The EU has agreed to launch negotiations with New Zealand and Australia. The two countries are ready to speed up talks, and reach a deal in a reasonable timeframe.
“We don’t come to the negotiating table with a template or a model,” Australia’s Deputy Secretary, Justin Brown told EURACTIV in an interview. “We come with a pragmatic outcome in mind, with a package of benefits that will be good for both parties.”
New Zealand and Australia launched talks with the EU in October and November, respectively. According to analysts, there is a one trillion plus euro blind spot in the Asia-Pacific region linked to the GDP of the two countries.
Moving ahead with Wellington and Canberra is a no-brainer, as the Transatlantic Trade and Investment Partnership (TTIP) with the United States repeatedly hits roadblocks.
The European Commission is expected to start and complete the scoping exercise and impact assessment in 2016, and negotiations could start in 2017.
While this formal process goes on, trade representatives are keen to accelerate reaching informal understandings.
“There are some historical sensitivities […] but there are very few countries in the world that are so aligned to European thinking on questions like labour rights, environmental standards, sustainable development, making regulations with SMEs in mind,” said New Zealand’s Trade and Climate Change Issues Minister, Tim Groser, in an interview with EURACTIV.
The recent EU trade strategy published in October by Commissioner Cecilia Malmström proposes a number of innovations which New Zealand is ready to endorse.
“We are a policy-taker, not a policy-maker,” added Groser, emphasising that there is no other country better suited to developing new thinking than New Zealand.
Even though there is as risk of comparing trade talks between like-minded partners, such as the United States and Canada, the two Pacific countries are not in the same league, the trade representatives said.
Beyond tariffs, the deal will include chapters on regulatory cooperation. “Regulatory coordination is a completely different scenario to TTIP,” Brown insisted.
Australia and New Zealand because of their historical UK upbringing have a mixture of US and European regulatory structures and that should make it easier for negotiators to come to a compromise.
“The US clearly has a number of objectives. We come to the table with straightforward propositions. We want to make a seamless environment for our businesses, both domestically and abroad in order to maximise revenue,” Brown said, explaining that the overall package needs to be a win-win.

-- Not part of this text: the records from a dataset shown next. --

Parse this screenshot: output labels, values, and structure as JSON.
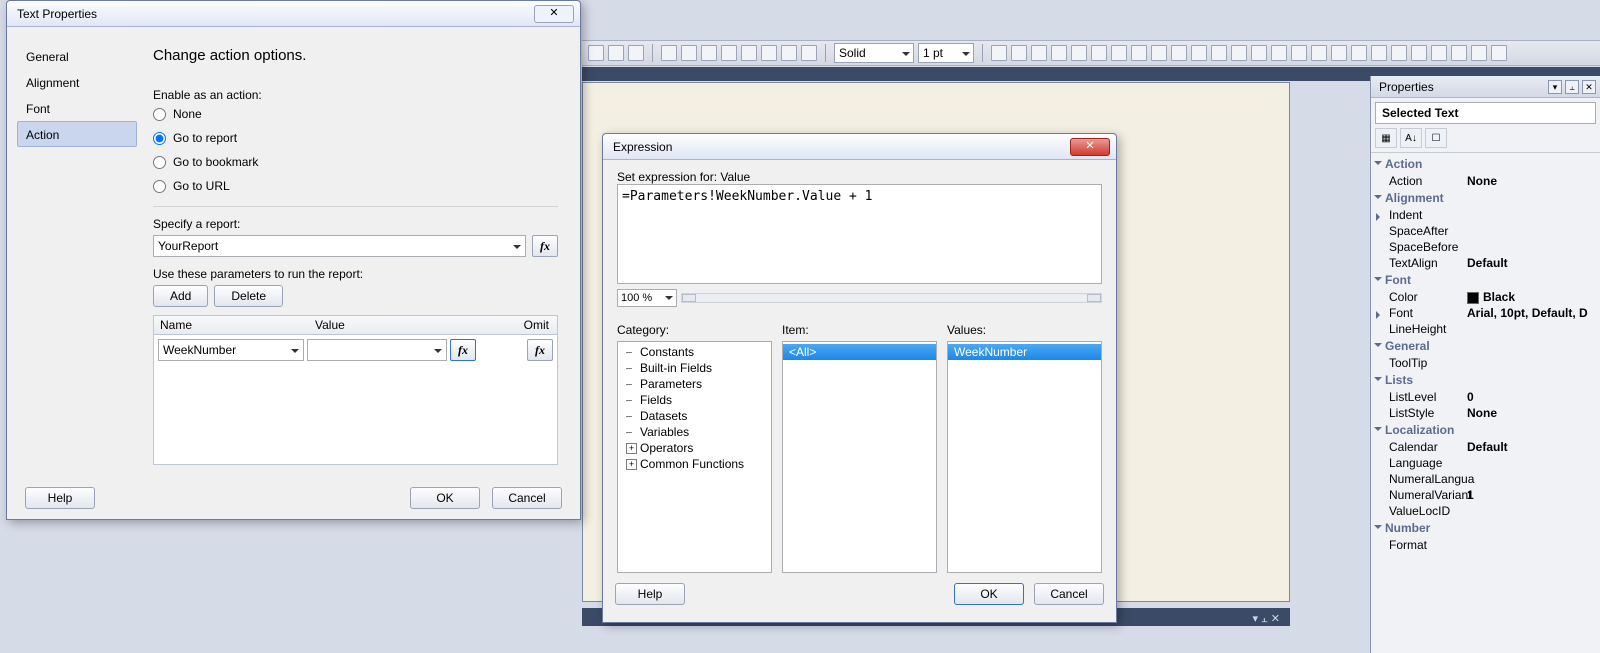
{
  "toolbar": {
    "borderStyle": "Solid",
    "borderWidth": "1 pt"
  },
  "textProperties": {
    "title": "Text Properties",
    "nav": {
      "general": "General",
      "alignment": "Alignment",
      "font": "Font",
      "action": "Action"
    },
    "heading": "Change action options.",
    "enableLabel": "Enable as an action:",
    "radios": {
      "none": "None",
      "report": "Go to report",
      "bookmark": "Go to bookmark",
      "url": "Go to URL"
    },
    "specifyReport": "Specify a report:",
    "reportValue": "YourReport",
    "paramsHint": "Use these parameters to run the report:",
    "add": "Add",
    "delete": "Delete",
    "cols": {
      "name": "Name",
      "value": "Value",
      "omit": "Omit"
    },
    "paramName": "WeekNumber",
    "help": "Help",
    "ok": "OK",
    "cancel": "Cancel",
    "fx": "fx"
  },
  "expression": {
    "title": "Expression",
    "setFor": "Set expression for: Value",
    "code": "=Parameters!WeekNumber.Value + 1",
    "zoom": "100 %",
    "catLabel": "Category:",
    "itemLabel": "Item:",
    "valLabel": "Values:",
    "categories": [
      "Constants",
      "Built-in Fields",
      "Parameters",
      "Fields",
      "Datasets",
      "Variables",
      "Operators",
      "Common Functions"
    ],
    "itemAll": "<All>",
    "valueSel": "WeekNumber",
    "help": "Help",
    "ok": "OK",
    "cancel": "Cancel"
  },
  "properties": {
    "title": "Properties",
    "object": "Selected Text",
    "groups": {
      "action": "Action",
      "alignment": "Alignment",
      "font": "Font",
      "general": "General",
      "lists": "Lists",
      "localization": "Localization",
      "number": "Number"
    },
    "rows": {
      "Action": "None",
      "Indent": "",
      "SpaceAfter": "",
      "SpaceBefore": "",
      "TextAlign": "Default",
      "Color": "Black",
      "Font": "Arial, 10pt, Default, D",
      "LineHeight": "",
      "ToolTip": "",
      "ListLevel": "0",
      "ListStyle": "None",
      "Calendar": "Default",
      "Language": "",
      "NumeralLangua": "",
      "NumeralVariant": "1",
      "ValueLocID": "",
      "Format": ""
    }
  }
}
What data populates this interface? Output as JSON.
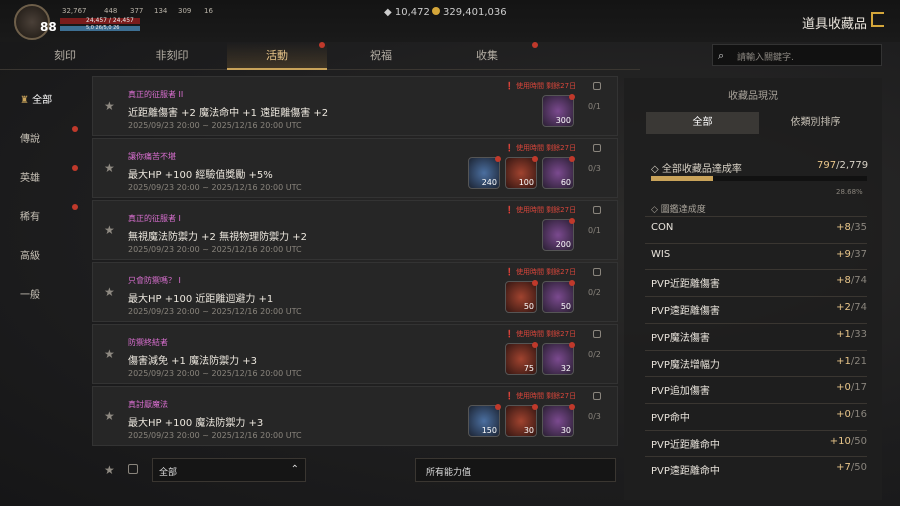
{
  "player": {
    "level": "88",
    "stat1": "32,767",
    "stat2": "448",
    "stat3": "377",
    "stat4": "134",
    "stat5": "309",
    "stat6": "16",
    "hp": "24,457 / 24,457",
    "mp": "5,0 26/5,0 26"
  },
  "currency": {
    "diamond": "10,472",
    "gold": "329,401,036"
  },
  "header": {
    "title": "道具收藏品"
  },
  "tabs": [
    {
      "label": "刻印"
    },
    {
      "label": "非刻印"
    },
    {
      "label": "活動"
    },
    {
      "label": "祝福"
    },
    {
      "label": "收集"
    }
  ],
  "search": {
    "placeholder": "請輸入關鍵字."
  },
  "sidebar": [
    {
      "label": "全部"
    },
    {
      "label": "傳說"
    },
    {
      "label": "英雄"
    },
    {
      "label": "稀有"
    },
    {
      "label": "高級"
    },
    {
      "label": "一般"
    }
  ],
  "items": [
    {
      "category": "真正的征服者 II",
      "effect": "近距離傷害 +2 魔法命中 +1 遠距離傷害 +2",
      "date": "2025/09/23 20:00 ~ 2025/12/16 20:00 UTC",
      "warning": "使用時間 剩餘27日",
      "count": "0/1",
      "slots": [
        {
          "color": "purple",
          "qty": "300"
        }
      ]
    },
    {
      "category": "讓你痛苦不堪",
      "effect": "最大HP +100 經驗值獎勵 +5%",
      "date": "2025/09/23 20:00 ~ 2025/12/16 20:00 UTC",
      "warning": "使用時間 剩餘27日",
      "count": "0/3",
      "slots": [
        {
          "color": "blue",
          "qty": "240"
        },
        {
          "color": "red",
          "qty": "100"
        },
        {
          "color": "purple",
          "qty": "60"
        }
      ]
    },
    {
      "category": "真正的征服者 I",
      "effect": "無視魔法防禦力 +2 無視物理防禦力 +2",
      "date": "2025/09/23 20:00 ~ 2025/12/16 20:00 UTC",
      "warning": "使用時間 剩餘27日",
      "count": "0/1",
      "slots": [
        {
          "color": "purple",
          "qty": "200"
        }
      ]
    },
    {
      "category": "只會防禦嗎？ I",
      "effect": "最大HP +100 近距離迴避力 +1",
      "date": "2025/09/23 20:00 ~ 2025/12/16 20:00 UTC",
      "warning": "使用時間 剩餘27日",
      "count": "0/2",
      "slots": [
        {
          "color": "red",
          "qty": "50"
        },
        {
          "color": "purple",
          "qty": "50"
        }
      ]
    },
    {
      "category": "防禦終結者",
      "effect": "傷害減免 +1 魔法防禦力 +3",
      "date": "2025/09/23 20:00 ~ 2025/12/16 20:00 UTC",
      "warning": "使用時間 剩餘27日",
      "count": "0/2",
      "slots": [
        {
          "color": "red",
          "qty": "75"
        },
        {
          "color": "purple",
          "qty": "32"
        }
      ]
    },
    {
      "category": "真討厭魔法",
      "effect": "最大HP +100 魔法防禦力 +3",
      "date": "2025/09/23 20:00 ~ 2025/12/16 20:00 UTC",
      "warning": "使用時間 剩餘27日",
      "count": "0/3",
      "slots": [
        {
          "color": "blue",
          "qty": "150"
        },
        {
          "color": "red",
          "qty": "30"
        },
        {
          "color": "purple",
          "qty": "30"
        }
      ]
    }
  ],
  "footer": {
    "filter1": "全部",
    "filter2": "所有能力值"
  },
  "panel": {
    "title": "收藏品現況",
    "tab_all": "全部",
    "tab_sort": "依類別排序",
    "rate_label": "全部收藏品達成率",
    "rate_current": "797",
    "rate_total": "/2,779",
    "rate_pct": "28.68%",
    "rate_fraction": 0.2868,
    "atlas": "圖鑑達成度",
    "bonuses": [
      {
        "name": "CON",
        "cur": "+8",
        "max": "/35"
      },
      {
        "name": "WIS",
        "cur": "+9",
        "max": "/37"
      },
      {
        "name": "PVP近距離傷害",
        "cur": "+8",
        "max": "/74"
      },
      {
        "name": "PVP遠距離傷害",
        "cur": "+2",
        "max": "/74"
      },
      {
        "name": "PVP魔法傷害",
        "cur": "+1",
        "max": "/33"
      },
      {
        "name": "PVP魔法增幅力",
        "cur": "+1",
        "max": "/21"
      },
      {
        "name": "PVP追加傷害",
        "cur": "+0",
        "max": "/17"
      },
      {
        "name": "PVP命中",
        "cur": "+0",
        "max": "/16"
      },
      {
        "name": "PVP近距離命中",
        "cur": "+10",
        "max": "/50"
      },
      {
        "name": "PVP遠距離命中",
        "cur": "+7",
        "max": "/50"
      }
    ]
  },
  "colors": {
    "accent": "#c9a35a",
    "alert": "#c0392b",
    "category": "#d96fd0"
  }
}
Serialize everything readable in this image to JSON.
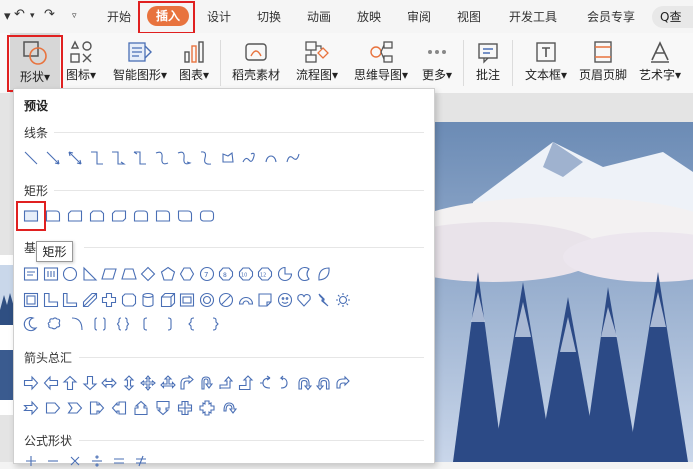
{
  "menubar": {
    "tabs": [
      {
        "label": "开始"
      },
      {
        "label": "插入"
      },
      {
        "label": "设计"
      },
      {
        "label": "切换"
      },
      {
        "label": "动画"
      },
      {
        "label": "放映"
      },
      {
        "label": "审阅"
      },
      {
        "label": "视图"
      },
      {
        "label": "开发工具"
      },
      {
        "label": "会员专享"
      }
    ],
    "active_tab": "插入",
    "search_label": "Q查",
    "accent": "#e8733e"
  },
  "ribbon": {
    "buttons": [
      {
        "label": "形状"
      },
      {
        "label": "图标"
      },
      {
        "label": "智能图形"
      },
      {
        "label": "图表"
      },
      {
        "label": "稻壳素材"
      },
      {
        "label": "流程图"
      },
      {
        "label": "思维导图"
      },
      {
        "label": "更多"
      },
      {
        "label": "批注"
      },
      {
        "label": "文本框"
      },
      {
        "label": "页眉页脚"
      },
      {
        "label": "艺术字"
      }
    ]
  },
  "shapes_panel": {
    "title": "预设",
    "sections": {
      "lines": "线条",
      "rectangles": "矩形",
      "basic_partial": "基",
      "arrows": "箭头总汇",
      "formula": "公式形状"
    },
    "tooltip": "矩形",
    "shape_color": "#4a6fb5"
  }
}
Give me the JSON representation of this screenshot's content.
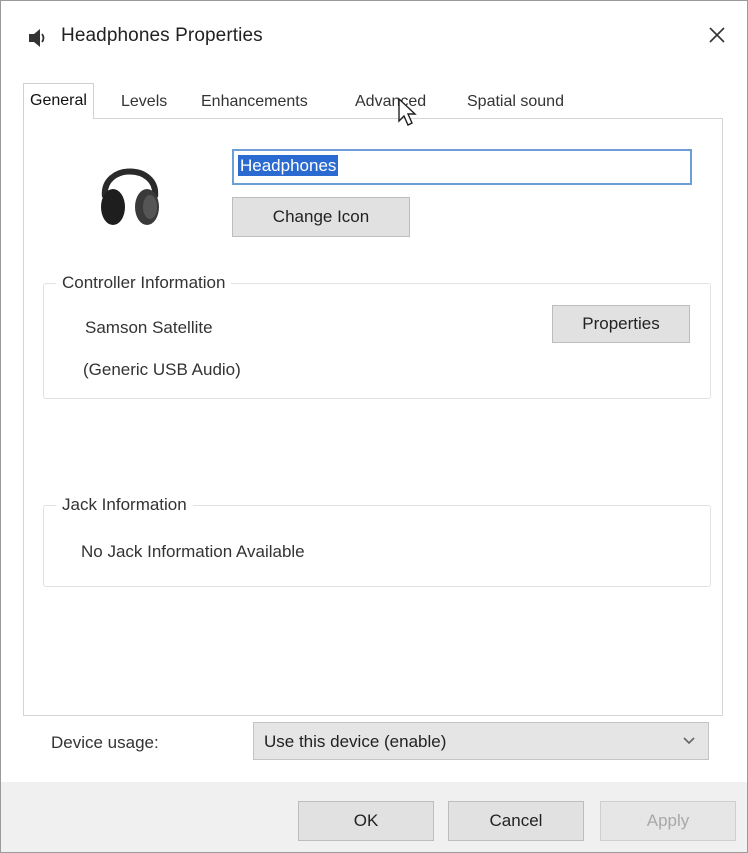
{
  "window": {
    "title": "Headphones Properties",
    "title_icon": "speaker-icon",
    "close_icon": "close-icon"
  },
  "tabs": [
    {
      "label": "General",
      "active": true
    },
    {
      "label": "Levels",
      "active": false
    },
    {
      "label": "Enhancements",
      "active": false
    },
    {
      "label": "Advanced",
      "active": false
    },
    {
      "label": "Spatial sound",
      "active": false
    }
  ],
  "general": {
    "device_icon": "headphones-icon",
    "device_name": "Headphones",
    "change_icon_label": "Change Icon",
    "controller": {
      "legend": "Controller Information",
      "name": "Samson Satellite",
      "driver": "(Generic USB Audio)",
      "properties_label": "Properties"
    },
    "jack": {
      "legend": "Jack Information",
      "text": "No Jack Information Available"
    },
    "device_usage": {
      "label": "Device usage:",
      "value": "Use this device (enable)",
      "chevron_icon": "chevron-down-icon"
    }
  },
  "footer": {
    "ok_label": "OK",
    "cancel_label": "Cancel",
    "apply_label": "Apply"
  },
  "colors": {
    "selection": "#2b6bd1",
    "input_focus_border": "#6d9ed8",
    "button_face": "#e1e1e1",
    "disabled_text": "#a8a8a8"
  }
}
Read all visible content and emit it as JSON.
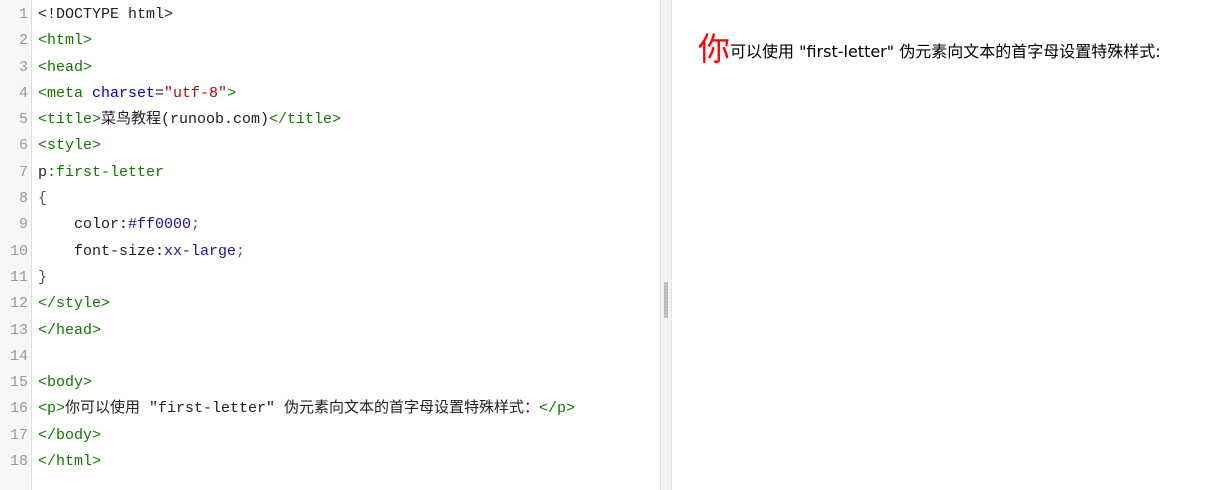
{
  "editor": {
    "line_numbers": [
      "1",
      "2",
      "3",
      "4",
      "5",
      "6",
      "7",
      "8",
      "9",
      "10",
      "11",
      "12",
      "13",
      "14",
      "15",
      "16",
      "17",
      "18"
    ],
    "lines": {
      "l1": {
        "text": "<!DOCTYPE html>"
      },
      "l2": {
        "text": "<html>"
      },
      "l3": {
        "text": "<head>"
      },
      "l4": {
        "tag_open": "<meta ",
        "attr": "charset",
        "eq": "=",
        "value": "\"utf-8\"",
        "tag_close": ">"
      },
      "l5": {
        "tag_open": "<title>",
        "content": "菜鸟教程(runoob.com)",
        "tag_close": "</title>"
      },
      "l6": {
        "text": "<style>"
      },
      "l7": {
        "selector": "p",
        "pseudo": ":first-letter"
      },
      "l8": {
        "text": "{"
      },
      "l9": {
        "indent": "    ",
        "prop": "color:",
        "value": "#ff0000",
        "semi": ";"
      },
      "l10": {
        "indent": "    ",
        "prop": "font-size:",
        "value": "xx-large",
        "semi": ";"
      },
      "l11": {
        "text": "}"
      },
      "l12": {
        "text": "</style>"
      },
      "l13": {
        "text": "</head>"
      },
      "l14": {
        "text": ""
      },
      "l15": {
        "text": "<body>"
      },
      "l16": {
        "tag_open": "<p>",
        "content": "你可以使用 \"first-letter\" 伪元素向文本的首字母设置特殊样式：",
        "tag_close": "</p>"
      },
      "l17": {
        "text": "</body>"
      },
      "l18": {
        "text": "</html>"
      }
    }
  },
  "preview": {
    "first_letter": "你",
    "rest": "可以使用 \"first-letter\" 伪元素向文本的首字母设置特殊样式:",
    "first_letter_color": "#ff0000"
  },
  "colors": {
    "tag": "#117700",
    "attribute": "#0000cc",
    "string": "#aa1111",
    "value": "#221199",
    "gutter_bg": "#f7f7f7"
  }
}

On the same wave link, New Zealand favour a system of mutual recognition, which already exists to some extent in the agri-business, but they would like that to go across a number of sectors. “It depends on how ambitious Europe wants to be. It depends on whether they want to covert the ideas form their Trade for All strategy into concrete models,” Groser said.
In a hearing in the European Parliament last week, MEPs and EU stakeholders have highlighted possible contentious issues, specifically, agriculture and investor-state dispute mechanism (ISDS).
“The sensitivities on the European side are all about perceptions of history,” Groser said, arguing that the agricultural world has totally changed, and the EU Common Agricultural Policy has adapted.
New Zealand and Australia will not swamp the EU market with milk and meat, as is feared.
“The traditional perception is that agriculture is all a problem for Europe. But the reality is very different. Europe is the world’s largest agricultural exporter, and it is making great inroads into the Australia and New Zealand market for agricultural products, because they are the most sophisticated and highest quality products in the world. And the consumers love them! They love all these strange Italian pastas and French cheeses,” Groser conceded.
New Zealand has changed its policy on geographical indication (GIs) in advance of the negotiations, setting up a register in order to remove potential barriers that would slow down the talks.
More than traditional trade, much more is happening at investment level. There is significant French investment in the New Zealand wine sector, while New Zealanders invest in the French dairy sector. The same is happening in horticulture—with kiwis and apples, with France and Italy.
Open-mind on ISDS
As far as ISDS is concerned, Australia and New Zealand trade representatives are open-minded.
The contentious arbitration system has derailed TTIP trade negotiations, and now the Commission has proposed a special court to resolve disputes.
New Zealand is open-minded. “If Europe wants to move down a more open, transparent process, we can follow,” Groser said, going further saying that New Zealand would do without ISDS altogether.
“When we got to ISDS in the TPP talks, for example, I and the Austrialian minister reached a private agreement right at the start that we would not use it between ourselves […]. This is how pragmatic we are.”
Pragmatism will certainly be the underlying element of the negotiations between the EU and the two Pacific partners, but also common sense.
“We are on the same wavelength,” ended Brown. “Neither of us wants a backlash. We share too many common values and I don’t expect this agreement to be as hot topic as TTIP has been.”